Why is cladding so common in the UK?

In the refurbishment and building industry, cladding can provide a cost-effective way to transform a property’s external appearance. It provides insulation against sound and weather, allowing beauty to be maintained without compromising function. As such, it is often viewed by homeowners as an integral part of their property. Cladding has also been used extensively in major regeneration projects to help kick-start development and encourage new investment into areas that could potentially turn into blighted urban landscapes due to poor maintenance and high levels of dereliction. When carefully selected and designed appropriately for its surrounding area, cladding can play an important role in encouraging growth and regeneration within towns and cities across Great Britain.

Mechanical strength

The main reason for the prevalence of cladding is due to its ease, speed and cost-effectiveness. Let’s say you need to start cladding warehouse, you need to think about how much time you have available to complete the job to the best possible standards. This may seem like a really obvious statement but it’s true that whatever system you install will require ongoing maintenance, which can become costly over time. As far as ‘cost’ goes, cladding can be much more affordable than other methods of protection such as brickwork or render – especially when you consider this alongside traditional ‘artisan’ construction techniques which many modern homeowners steer clear of because they are viewed as both outdated and impractical in comparison with the use of prefabricated or manufactured components.

Quick and easy to install

Cladding is extremely quick to install, meaning that if there were any issues with your project then work could continue onto the next phase without too much of a delay. It also means that any service charges would be lower which is always a positive if you’re working on your own home.
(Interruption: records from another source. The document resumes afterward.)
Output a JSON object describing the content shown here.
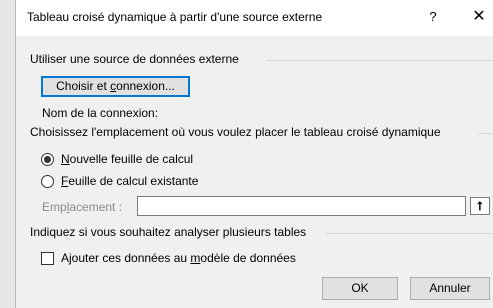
{
  "dialog": {
    "title": "Tableau croisé dynamique à partir d'une source externe",
    "help_label": "?",
    "close_label": "✕"
  },
  "source_group": {
    "label": "Utiliser une source de données externe",
    "choose_button": {
      "prefix": "Choisir et ",
      "accel": "c",
      "suffix": "onnexion..."
    },
    "connection_name_label": "Nom de la connexion:"
  },
  "placement_group": {
    "label": "Choisissez l'emplacement où vous voulez placer le tableau croisé dynamique",
    "options": [
      {
        "accel": "N",
        "rest": "ouvelle feuille de calcul",
        "selected": true
      },
      {
        "accel": "F",
        "rest": "euille de calcul existante",
        "selected": false
      }
    ],
    "location": {
      "label_pre": "Emp",
      "label_accel": "l",
      "label_post": "acement :",
      "value": "",
      "collapse_icon": "⭡"
    }
  },
  "tables_group": {
    "label": "Indiquez si vous souhaitez analyser plusieurs tables",
    "checkbox": {
      "pre": "Ajouter ces données au ",
      "accel": "m",
      "post": "odèle de données",
      "checked": false
    }
  },
  "footer": {
    "ok_label": "OK",
    "cancel_label": "Annuler"
  }
}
For the purpose of self-build, it can actually save time and money, especially when you consider how long brickwork takes to dry for instance or the effort needed to render with traditional lime mortar. The structure behind cladding helps protect walls from expanding and contracting in temperature. One reason why cladding is so common in the UK is that it helps to protect both internal and external masonry against extremes in temperature by distributing heat more evenly throughout the wall system below. We all know just how cold and unpredictable the British weather can be. The thermal movement across each individual layer is reduced while still maintaining some flexibility which makes it less susceptible to damage.
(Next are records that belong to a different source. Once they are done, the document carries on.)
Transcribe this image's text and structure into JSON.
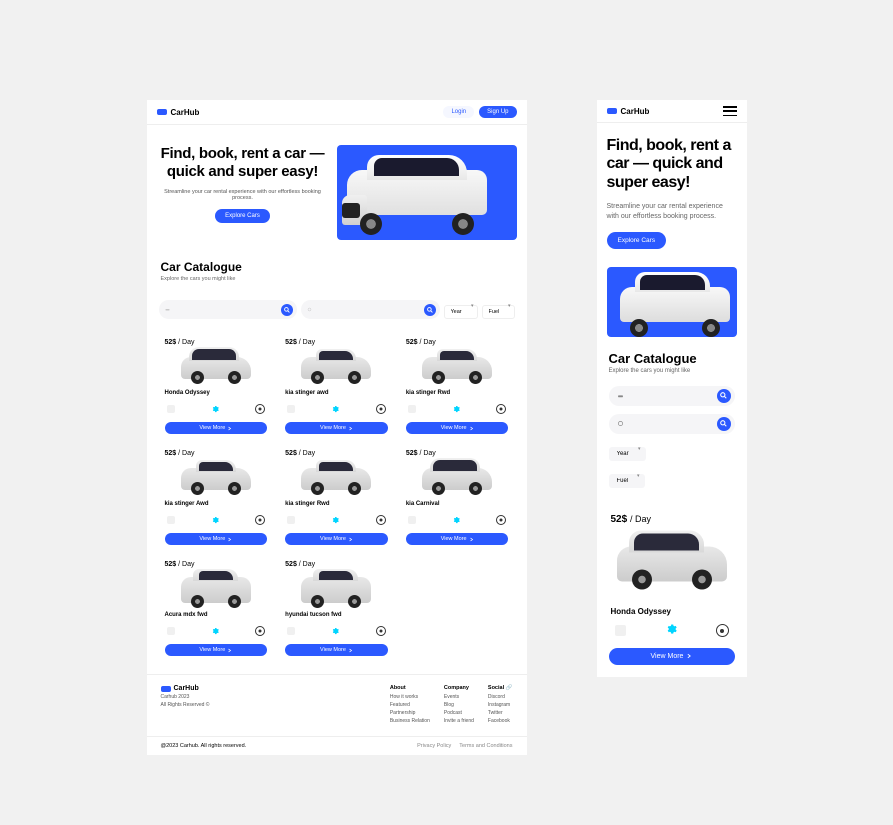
{
  "brand": {
    "name": "CarHub"
  },
  "auth": {
    "login": "Login",
    "signup": "Sign Up"
  },
  "hero": {
    "title": "Find, book, rent a car — quick and super easy!",
    "subtitle": "Streamline your car rental experience with our effortless booking process.",
    "cta": "Explore Cars"
  },
  "catalogue": {
    "title": "Car Catalogue",
    "subtitle": "Explore the cars you might like",
    "filters": {
      "year": "Year",
      "fuel": "Fuel"
    }
  },
  "cars": [
    {
      "price": "52$",
      "per": "/  Day",
      "name": "Honda Odyssey",
      "type": "van",
      "view": "View More"
    },
    {
      "price": "52$",
      "per": "/  Day",
      "name": "kia stinger awd",
      "type": "sedan",
      "view": "View More"
    },
    {
      "price": "52$",
      "per": "/  Day",
      "name": "kia stinger Rwd",
      "type": "sedan",
      "view": "View More"
    },
    {
      "price": "52$",
      "per": "/  Day",
      "name": "kia stinger Awd",
      "type": "sedan",
      "view": "View More"
    },
    {
      "price": "52$",
      "per": "/  Day",
      "name": "kia stinger Rwd",
      "type": "sedan",
      "view": "View More"
    },
    {
      "price": "52$",
      "per": "/  Day",
      "name": "kia Carnival",
      "type": "van",
      "view": "View More"
    },
    {
      "price": "52$",
      "per": "/  Day",
      "name": "Acura mdx fwd",
      "type": "suv-m",
      "view": "View More"
    },
    {
      "price": "52$",
      "per": "/  Day",
      "name": "hyundai tucson fwd",
      "type": "suv-m",
      "view": "View More"
    }
  ],
  "mobile_card": {
    "price": "52$",
    "per": "/  Day",
    "name": "Honda Odyssey",
    "view": "View More"
  },
  "footer": {
    "brand_sub": "Carhub 2023",
    "rights": "All Rights Reserved ©",
    "about": {
      "title": "About",
      "items": [
        "How it works",
        "Featured",
        "Partnership",
        "Business Relation"
      ]
    },
    "company": {
      "title": "Company",
      "items": [
        "Events",
        "Blog",
        "Podcast",
        "Invite a friend"
      ]
    },
    "social": {
      "title": "Social",
      "items": [
        "Discord",
        "Instagram",
        "Twitter",
        "Facebook"
      ]
    }
  },
  "copyright": {
    "text": "@2023 Carhub. All rights reserved.",
    "privacy": "Privacy Policy",
    "terms": "Terms and Conditions"
  }
}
Excellent resistance to air and chemical pollution.

Cladding helps improve insulation, which in turn reduces energy costs within the home. They are also not subject to rot or corrosion, making them perfect for use around the coasts where they will often get wet. This means less effort is needed to maintain them than other building materials too. These are just a few of the key advantages of cladding and why it’s such a valuable, important and reliable building material. There are many different types of cladding so it’s difficult to group them all into one list of pros and cons, but we will explore the many different types in a blog post in the future.